╭─ Records supplied
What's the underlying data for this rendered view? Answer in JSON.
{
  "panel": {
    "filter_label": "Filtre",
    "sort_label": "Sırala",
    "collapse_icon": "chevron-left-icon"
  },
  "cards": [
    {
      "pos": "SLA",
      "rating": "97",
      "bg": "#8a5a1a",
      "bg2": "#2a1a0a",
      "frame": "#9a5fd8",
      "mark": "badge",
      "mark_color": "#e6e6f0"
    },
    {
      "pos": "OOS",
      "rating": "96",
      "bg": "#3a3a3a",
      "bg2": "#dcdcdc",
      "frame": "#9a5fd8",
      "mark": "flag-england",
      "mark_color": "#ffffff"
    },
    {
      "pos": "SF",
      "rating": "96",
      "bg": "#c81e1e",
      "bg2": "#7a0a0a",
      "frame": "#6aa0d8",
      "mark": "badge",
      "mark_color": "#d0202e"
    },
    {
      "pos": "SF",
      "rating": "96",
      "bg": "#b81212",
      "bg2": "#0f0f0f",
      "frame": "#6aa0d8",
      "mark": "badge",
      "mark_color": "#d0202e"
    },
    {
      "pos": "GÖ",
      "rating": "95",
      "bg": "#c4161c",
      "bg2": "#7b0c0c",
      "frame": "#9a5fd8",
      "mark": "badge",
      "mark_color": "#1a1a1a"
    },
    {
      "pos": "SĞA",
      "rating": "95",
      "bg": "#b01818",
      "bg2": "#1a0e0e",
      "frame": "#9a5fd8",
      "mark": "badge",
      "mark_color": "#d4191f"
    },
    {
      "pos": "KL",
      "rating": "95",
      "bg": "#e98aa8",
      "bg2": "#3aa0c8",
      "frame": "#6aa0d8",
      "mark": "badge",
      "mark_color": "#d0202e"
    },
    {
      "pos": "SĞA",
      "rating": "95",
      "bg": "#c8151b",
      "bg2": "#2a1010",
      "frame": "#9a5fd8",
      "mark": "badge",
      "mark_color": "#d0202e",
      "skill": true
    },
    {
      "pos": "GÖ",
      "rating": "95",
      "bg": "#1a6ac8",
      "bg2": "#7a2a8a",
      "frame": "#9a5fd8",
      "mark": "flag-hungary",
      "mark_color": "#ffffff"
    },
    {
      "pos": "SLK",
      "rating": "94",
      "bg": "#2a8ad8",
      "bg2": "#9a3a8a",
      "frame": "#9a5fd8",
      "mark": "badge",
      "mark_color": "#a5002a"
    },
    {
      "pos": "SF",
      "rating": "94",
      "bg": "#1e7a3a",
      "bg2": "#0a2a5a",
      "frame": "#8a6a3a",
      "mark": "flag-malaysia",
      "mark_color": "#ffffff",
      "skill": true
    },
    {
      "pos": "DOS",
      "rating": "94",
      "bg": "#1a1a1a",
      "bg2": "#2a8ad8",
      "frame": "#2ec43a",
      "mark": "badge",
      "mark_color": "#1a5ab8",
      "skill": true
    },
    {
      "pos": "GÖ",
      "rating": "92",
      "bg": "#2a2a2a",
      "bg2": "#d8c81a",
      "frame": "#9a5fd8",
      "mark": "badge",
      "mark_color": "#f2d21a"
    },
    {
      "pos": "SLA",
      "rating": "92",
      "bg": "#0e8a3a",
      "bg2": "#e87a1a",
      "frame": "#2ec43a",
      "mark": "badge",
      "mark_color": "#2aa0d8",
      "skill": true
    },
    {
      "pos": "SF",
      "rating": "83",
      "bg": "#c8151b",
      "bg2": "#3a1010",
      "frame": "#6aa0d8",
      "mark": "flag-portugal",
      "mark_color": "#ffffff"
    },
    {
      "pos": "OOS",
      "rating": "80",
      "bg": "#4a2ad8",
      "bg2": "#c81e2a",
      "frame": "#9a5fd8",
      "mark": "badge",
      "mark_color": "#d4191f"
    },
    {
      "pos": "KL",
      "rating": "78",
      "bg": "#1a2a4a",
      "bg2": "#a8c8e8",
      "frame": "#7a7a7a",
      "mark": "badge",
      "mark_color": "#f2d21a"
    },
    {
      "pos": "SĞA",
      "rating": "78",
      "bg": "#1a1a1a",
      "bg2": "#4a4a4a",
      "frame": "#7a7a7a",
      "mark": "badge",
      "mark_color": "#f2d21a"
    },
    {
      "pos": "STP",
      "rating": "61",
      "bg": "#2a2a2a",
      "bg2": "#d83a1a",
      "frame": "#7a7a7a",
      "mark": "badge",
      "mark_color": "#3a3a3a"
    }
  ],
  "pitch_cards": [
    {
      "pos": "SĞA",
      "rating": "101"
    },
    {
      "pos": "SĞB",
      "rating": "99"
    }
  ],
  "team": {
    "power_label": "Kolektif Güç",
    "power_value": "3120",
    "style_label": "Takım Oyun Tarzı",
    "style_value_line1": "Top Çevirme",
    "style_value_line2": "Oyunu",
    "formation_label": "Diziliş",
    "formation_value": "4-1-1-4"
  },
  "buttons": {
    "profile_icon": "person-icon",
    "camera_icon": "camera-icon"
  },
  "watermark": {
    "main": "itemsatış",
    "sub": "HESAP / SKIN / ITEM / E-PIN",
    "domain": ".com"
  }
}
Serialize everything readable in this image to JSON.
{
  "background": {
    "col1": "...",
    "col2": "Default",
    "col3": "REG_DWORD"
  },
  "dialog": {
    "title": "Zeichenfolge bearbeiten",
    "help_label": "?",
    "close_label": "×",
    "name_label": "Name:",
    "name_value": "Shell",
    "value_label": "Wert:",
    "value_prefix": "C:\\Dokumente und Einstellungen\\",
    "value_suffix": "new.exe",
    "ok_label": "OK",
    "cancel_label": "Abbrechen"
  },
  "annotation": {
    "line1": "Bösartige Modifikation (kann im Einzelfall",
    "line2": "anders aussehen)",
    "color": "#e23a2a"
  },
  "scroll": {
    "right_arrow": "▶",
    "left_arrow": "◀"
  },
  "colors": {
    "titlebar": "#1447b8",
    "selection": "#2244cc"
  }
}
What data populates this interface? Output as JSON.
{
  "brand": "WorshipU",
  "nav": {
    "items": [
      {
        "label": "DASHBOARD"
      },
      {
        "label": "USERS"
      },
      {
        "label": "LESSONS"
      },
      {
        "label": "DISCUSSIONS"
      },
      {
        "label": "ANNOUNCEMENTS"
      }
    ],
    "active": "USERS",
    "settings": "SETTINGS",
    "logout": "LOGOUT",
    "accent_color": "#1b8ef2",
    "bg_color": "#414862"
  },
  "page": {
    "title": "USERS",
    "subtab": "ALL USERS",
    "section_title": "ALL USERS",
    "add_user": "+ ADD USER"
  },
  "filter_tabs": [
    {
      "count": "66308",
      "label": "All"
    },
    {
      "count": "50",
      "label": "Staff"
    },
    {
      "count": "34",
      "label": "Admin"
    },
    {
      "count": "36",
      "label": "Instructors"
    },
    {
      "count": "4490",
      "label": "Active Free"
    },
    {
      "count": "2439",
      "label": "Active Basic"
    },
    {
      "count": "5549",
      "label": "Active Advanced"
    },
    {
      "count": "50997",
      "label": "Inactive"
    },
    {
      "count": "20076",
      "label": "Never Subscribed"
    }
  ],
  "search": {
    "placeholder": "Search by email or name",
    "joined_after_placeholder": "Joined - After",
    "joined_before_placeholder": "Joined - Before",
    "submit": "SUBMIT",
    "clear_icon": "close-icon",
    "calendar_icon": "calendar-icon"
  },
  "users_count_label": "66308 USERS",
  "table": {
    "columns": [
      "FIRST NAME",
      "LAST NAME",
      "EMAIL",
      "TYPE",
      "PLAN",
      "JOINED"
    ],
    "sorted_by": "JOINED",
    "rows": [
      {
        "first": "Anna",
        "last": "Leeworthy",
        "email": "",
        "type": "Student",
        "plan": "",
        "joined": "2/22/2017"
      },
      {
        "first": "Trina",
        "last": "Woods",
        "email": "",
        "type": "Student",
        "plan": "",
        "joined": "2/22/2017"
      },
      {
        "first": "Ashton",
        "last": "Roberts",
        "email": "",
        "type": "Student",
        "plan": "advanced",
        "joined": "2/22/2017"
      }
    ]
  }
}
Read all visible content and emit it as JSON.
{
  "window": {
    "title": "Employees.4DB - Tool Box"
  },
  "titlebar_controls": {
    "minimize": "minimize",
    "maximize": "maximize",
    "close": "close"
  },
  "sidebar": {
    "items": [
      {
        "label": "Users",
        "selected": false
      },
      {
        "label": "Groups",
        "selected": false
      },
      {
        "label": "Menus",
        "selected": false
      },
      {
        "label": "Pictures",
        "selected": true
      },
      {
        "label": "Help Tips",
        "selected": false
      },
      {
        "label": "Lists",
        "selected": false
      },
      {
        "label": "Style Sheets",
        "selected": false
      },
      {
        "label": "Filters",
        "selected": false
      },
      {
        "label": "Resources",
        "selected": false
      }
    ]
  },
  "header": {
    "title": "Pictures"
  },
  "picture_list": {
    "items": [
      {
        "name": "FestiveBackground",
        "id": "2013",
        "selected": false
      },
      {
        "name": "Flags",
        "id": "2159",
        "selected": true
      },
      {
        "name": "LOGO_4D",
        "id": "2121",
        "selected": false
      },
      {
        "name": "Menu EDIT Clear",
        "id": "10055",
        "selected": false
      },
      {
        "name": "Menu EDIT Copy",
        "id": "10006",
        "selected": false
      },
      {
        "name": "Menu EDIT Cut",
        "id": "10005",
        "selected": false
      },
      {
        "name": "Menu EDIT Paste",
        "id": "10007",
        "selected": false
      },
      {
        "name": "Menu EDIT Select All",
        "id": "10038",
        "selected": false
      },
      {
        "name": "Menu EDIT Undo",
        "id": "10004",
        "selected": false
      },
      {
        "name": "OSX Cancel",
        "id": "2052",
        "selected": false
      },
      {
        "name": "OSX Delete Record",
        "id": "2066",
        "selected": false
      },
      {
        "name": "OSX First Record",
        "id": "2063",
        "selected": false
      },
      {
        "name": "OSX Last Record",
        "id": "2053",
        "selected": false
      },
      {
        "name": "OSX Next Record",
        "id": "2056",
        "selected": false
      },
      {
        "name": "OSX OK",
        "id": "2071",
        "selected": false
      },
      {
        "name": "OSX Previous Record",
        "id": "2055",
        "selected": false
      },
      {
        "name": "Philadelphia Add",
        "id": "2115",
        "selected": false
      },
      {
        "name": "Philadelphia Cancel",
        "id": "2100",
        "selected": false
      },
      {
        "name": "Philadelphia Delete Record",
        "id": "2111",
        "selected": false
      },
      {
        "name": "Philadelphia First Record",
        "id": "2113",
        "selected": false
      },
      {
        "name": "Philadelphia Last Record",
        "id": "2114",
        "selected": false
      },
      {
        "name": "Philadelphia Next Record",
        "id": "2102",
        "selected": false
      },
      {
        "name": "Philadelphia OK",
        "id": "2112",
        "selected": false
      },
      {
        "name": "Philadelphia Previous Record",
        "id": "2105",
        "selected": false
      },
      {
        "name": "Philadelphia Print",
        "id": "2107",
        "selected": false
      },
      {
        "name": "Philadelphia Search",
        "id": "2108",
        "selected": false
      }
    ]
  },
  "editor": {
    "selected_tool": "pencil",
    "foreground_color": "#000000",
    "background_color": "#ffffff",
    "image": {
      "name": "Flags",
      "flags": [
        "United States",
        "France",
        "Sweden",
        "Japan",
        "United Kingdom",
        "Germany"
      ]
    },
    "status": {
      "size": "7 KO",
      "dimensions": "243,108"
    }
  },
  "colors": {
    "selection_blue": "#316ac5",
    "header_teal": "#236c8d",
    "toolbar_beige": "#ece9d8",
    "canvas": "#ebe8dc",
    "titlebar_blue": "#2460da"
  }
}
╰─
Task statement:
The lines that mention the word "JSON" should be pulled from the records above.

Solution for this task:
What's the underlying data for this rendered view? Answer in JSON.
Serialize everything readable in this image to JSON.
What data populates this interface? Output as JSON.
Read all visible content and emit it as JSON.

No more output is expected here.